Ask The Entrepreneurs is a regular series where members of those involved in the Young Entrepreneur Council are asked a single question that aims to help Lifehack readers level up their own lives, whether in a area of management, communication, business or life in general.
Here’s the question posed in this edition of Ask The Entrepreneurs:
How do you, as a busy entrepreneur, find the time each day to keep up with social media?
1. Newsflash: I’m Engaged!
Writing 140-character tweets or replying to a Facebook comment takes minutes — entrepreneurs waste hours on social media when they’re reading, not engaging. Twitter and Facebook were designed to suck you in to click on photo albums, read blog posts, and watch videos, but none of these activities grow your business! Make sure you’re spending your time engaging with, not consuming, social media.
2. Take It Personally
When I’m pressed for time I look for more tasks that I can give to my virtual team that free up space to connect on social media. It’s not about “keeping up” with every post and link but really listening to, sharing with the community to build relationships. That’s not something that can be outsourced, so I’ll hand off other tasks to find the time.

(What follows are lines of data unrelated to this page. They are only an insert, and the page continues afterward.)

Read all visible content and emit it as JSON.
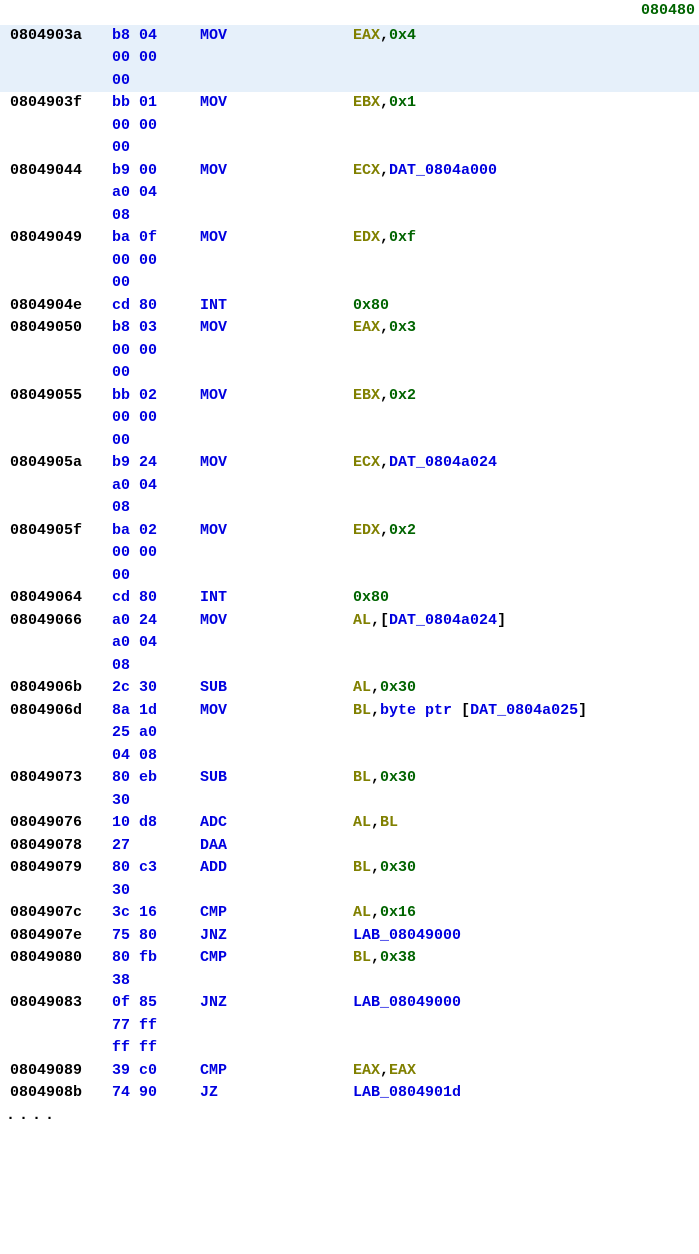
{
  "header_addr": "080480",
  "rows": [
    {
      "addr": "0804903a",
      "bytes": [
        "b8 04",
        "00 00",
        "00"
      ],
      "mnemonic": "MOV",
      "ops": [
        {
          "t": "reg",
          "v": "EAX"
        },
        {
          "t": "punct",
          "v": ","
        },
        {
          "t": "num",
          "v": "0x4"
        }
      ],
      "hl": true
    },
    {
      "addr": "0804903f",
      "bytes": [
        "bb 01",
        "00 00",
        "00"
      ],
      "mnemonic": "MOV",
      "ops": [
        {
          "t": "reg",
          "v": "EBX"
        },
        {
          "t": "punct",
          "v": ","
        },
        {
          "t": "num",
          "v": "0x1"
        }
      ]
    },
    {
      "addr": "08049044",
      "bytes": [
        "b9 00",
        "a0 04",
        "08"
      ],
      "mnemonic": "MOV",
      "ops": [
        {
          "t": "reg",
          "v": "ECX"
        },
        {
          "t": "punct",
          "v": ","
        },
        {
          "t": "sym",
          "v": "DAT_0804a000"
        }
      ]
    },
    {
      "addr": "08049049",
      "bytes": [
        "ba 0f",
        "00 00",
        "00"
      ],
      "mnemonic": "MOV",
      "ops": [
        {
          "t": "reg",
          "v": "EDX"
        },
        {
          "t": "punct",
          "v": ","
        },
        {
          "t": "num",
          "v": "0xf"
        }
      ]
    },
    {
      "addr": "0804904e",
      "bytes": [
        "cd 80"
      ],
      "mnemonic": "INT",
      "ops": [
        {
          "t": "num",
          "v": "0x80"
        }
      ]
    },
    {
      "addr": "08049050",
      "bytes": [
        "b8 03",
        "00 00",
        "00"
      ],
      "mnemonic": "MOV",
      "ops": [
        {
          "t": "reg",
          "v": "EAX"
        },
        {
          "t": "punct",
          "v": ","
        },
        {
          "t": "num",
          "v": "0x3"
        }
      ]
    },
    {
      "addr": "08049055",
      "bytes": [
        "bb 02",
        "00 00",
        "00"
      ],
      "mnemonic": "MOV",
      "ops": [
        {
          "t": "reg",
          "v": "EBX"
        },
        {
          "t": "punct",
          "v": ","
        },
        {
          "t": "num",
          "v": "0x2"
        }
      ]
    },
    {
      "addr": "0804905a",
      "bytes": [
        "b9 24",
        "a0 04",
        "08"
      ],
      "mnemonic": "MOV",
      "ops": [
        {
          "t": "reg",
          "v": "ECX"
        },
        {
          "t": "punct",
          "v": ","
        },
        {
          "t": "sym",
          "v": "DAT_0804a024"
        }
      ]
    },
    {
      "addr": "0804905f",
      "bytes": [
        "ba 02",
        "00 00",
        "00"
      ],
      "mnemonic": "MOV",
      "ops": [
        {
          "t": "reg",
          "v": "EDX"
        },
        {
          "t": "punct",
          "v": ","
        },
        {
          "t": "num",
          "v": "0x2"
        }
      ]
    },
    {
      "addr": "08049064",
      "bytes": [
        "cd 80"
      ],
      "mnemonic": "INT",
      "ops": [
        {
          "t": "num",
          "v": "0x80"
        }
      ]
    },
    {
      "addr": "08049066",
      "bytes": [
        "a0 24",
        "a0 04",
        "08"
      ],
      "mnemonic": "MOV",
      "ops": [
        {
          "t": "reg",
          "v": "AL"
        },
        {
          "t": "punct",
          "v": ",["
        },
        {
          "t": "sym",
          "v": "DAT_0804a024"
        },
        {
          "t": "punct",
          "v": "]"
        }
      ]
    },
    {
      "addr": "0804906b",
      "bytes": [
        "2c 30"
      ],
      "mnemonic": "SUB",
      "ops": [
        {
          "t": "reg",
          "v": "AL"
        },
        {
          "t": "punct",
          "v": ","
        },
        {
          "t": "num",
          "v": "0x30"
        }
      ]
    },
    {
      "addr": "0804906d",
      "bytes": [
        "8a 1d",
        "25 a0",
        "04 08"
      ],
      "mnemonic": "MOV",
      "ops": [
        {
          "t": "reg",
          "v": "BL"
        },
        {
          "t": "punct",
          "v": ","
        },
        {
          "t": "sym",
          "v": "byte ptr "
        },
        {
          "t": "punct",
          "v": "["
        },
        {
          "t": "sym",
          "v": "DAT_0804a025"
        },
        {
          "t": "punct",
          "v": "]"
        }
      ]
    },
    {
      "addr": "08049073",
      "bytes": [
        "80 eb",
        "30"
      ],
      "mnemonic": "SUB",
      "ops": [
        {
          "t": "reg",
          "v": "BL"
        },
        {
          "t": "punct",
          "v": ","
        },
        {
          "t": "num",
          "v": "0x30"
        }
      ]
    },
    {
      "addr": "08049076",
      "bytes": [
        "10 d8"
      ],
      "mnemonic": "ADC",
      "ops": [
        {
          "t": "reg",
          "v": "AL"
        },
        {
          "t": "punct",
          "v": ","
        },
        {
          "t": "reg",
          "v": "BL"
        }
      ]
    },
    {
      "addr": "08049078",
      "bytes": [
        "27"
      ],
      "mnemonic": "DAA",
      "ops": []
    },
    {
      "addr": "08049079",
      "bytes": [
        "80 c3",
        "30"
      ],
      "mnemonic": "ADD",
      "ops": [
        {
          "t": "reg",
          "v": "BL"
        },
        {
          "t": "punct",
          "v": ","
        },
        {
          "t": "num",
          "v": "0x30"
        }
      ]
    },
    {
      "addr": "0804907c",
      "bytes": [
        "3c 16"
      ],
      "mnemonic": "CMP",
      "ops": [
        {
          "t": "reg",
          "v": "AL"
        },
        {
          "t": "punct",
          "v": ","
        },
        {
          "t": "num",
          "v": "0x16"
        }
      ]
    },
    {
      "addr": "0804907e",
      "bytes": [
        "75 80"
      ],
      "mnemonic": "JNZ",
      "ops": [
        {
          "t": "sym",
          "v": "LAB_08049000"
        }
      ]
    },
    {
      "addr": "08049080",
      "bytes": [
        "80 fb",
        "38"
      ],
      "mnemonic": "CMP",
      "ops": [
        {
          "t": "reg",
          "v": "BL"
        },
        {
          "t": "punct",
          "v": ","
        },
        {
          "t": "num",
          "v": "0x38"
        }
      ]
    },
    {
      "addr": "08049083",
      "bytes": [
        "0f 85",
        "77 ff",
        "ff ff"
      ],
      "mnemonic": "JNZ",
      "ops": [
        {
          "t": "sym",
          "v": "LAB_08049000"
        }
      ]
    },
    {
      "addr": "08049089",
      "bytes": [
        "39 c0"
      ],
      "mnemonic": "CMP",
      "ops": [
        {
          "t": "reg",
          "v": "EAX"
        },
        {
          "t": "punct",
          "v": ","
        },
        {
          "t": "reg",
          "v": "EAX"
        }
      ]
    },
    {
      "addr": "0804908b",
      "bytes": [
        "74 90"
      ],
      "mnemonic": "JZ",
      "ops": [
        {
          "t": "sym",
          "v": "LAB_0804901d"
        }
      ]
    }
  ],
  "footer_dots": "...."
}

3. Timebox Your Tweets
Interacting on social media in batches of time helps timebox it and keeps you focused. During that time, using web tools enables you to schedule useful resources to share, and also allows you to space out your interactions and responses so you’re not interacting in one overwhelming stream of activity during that period.
– Lea Woodward, Startup Training School
4. Check Your Pulse Daily
Set up time daily to share original content and other articles through news aggregates such as Pulse. Review what your followers are saying so you can connect and look for ways to be of service more effectively.
5. No Smartphone Necessary
I connect Twitter to my cell phone — I get text notifications when someone mentions me, and sending a Tweet as a text message is much easier then doing it from the computer or even a phone app. Sending the Tweet via text message is as simple as sending a text to anyone else. It flows easier into my day this way, since I don’t get distracted by my feed.
6. Stick to Your Discipline
It can be easy to get swept up in social media and, as a result, work less efficiently. Instead of always being on, put aside a couple hours each day to answer emails, tweet things out, respond to @replies, etc. The rest of the time? Close those tabs! You don’t want the temptation. Believe me.
7. It’s Just Another Part of Communication
I need to send out emails, return phone calls and even stick a letter in the mail today. I keep track of all of those things on one list and I keep social media tasks on the same list. Twitter and all the rest are just additional communication tools, and I treat them as such.
– Thursday Bram, Hyper Modern Consulting
8. Set a Social Media Schedule
When using social networks, it’s important to set aside time to keep active and be consistent in your posting. Make sure you can use them live in real-time too. Occasionally, some accounts schedule their updates to go out later through TweetDeck on a specific date or time.
9. Can’t Beat Buffer
Personal and business branding require maintaining active social media profiles, but it is tough to find the time for posting new content as a busy entrepreneur in this 24/7 news cycle. I am indebted to Buffer App; it’s the tool that helps me maintain an active Twitter presence without the headache of babysitting my feed. Use the bookmarklet to add updates to a queue, and let Buffer do the rest!
10. Let’s Hear It for HootSuite!
I use HootSuite to manage all of my networks easily and schedule updates. In just a few clicks, I can send messages across all of my networks, which saves me tons of time.
11. Integrate, Don’t Interrupt
I see social media not as an interruption or something to be scheduled throughout my day, but rather as part of my everyday activities. My setup in the TalentEgg office has a full computer screen devoted to HootSuite so that I can casually stay up-to-date with what’s happening throughout the company’s social media channels.
– Lauren Friese, TalentEgg Inc.
12. Consistency Is Key
It’s best to delegate that job if possible, so you can be consistent with your postings. If delegation isn’t an option, set aside 10-15 minutes each day (broken up into two or three separate, 5-minute periods) where you focus on posting, tweeting, and responding to social media.
13. Download Those Mobile Apps
Make it as easy as you possibly can. This means make sure that you have all of the mobile apps. Have these apps be the first ones you see when you touch your phone. Most people look at their phone quite frequently when they have down time. The more you are reminded to post, the more time you will make.
– John Hall, Calendly
Featured photo credit: Jeremy Bezanger via unsplash.com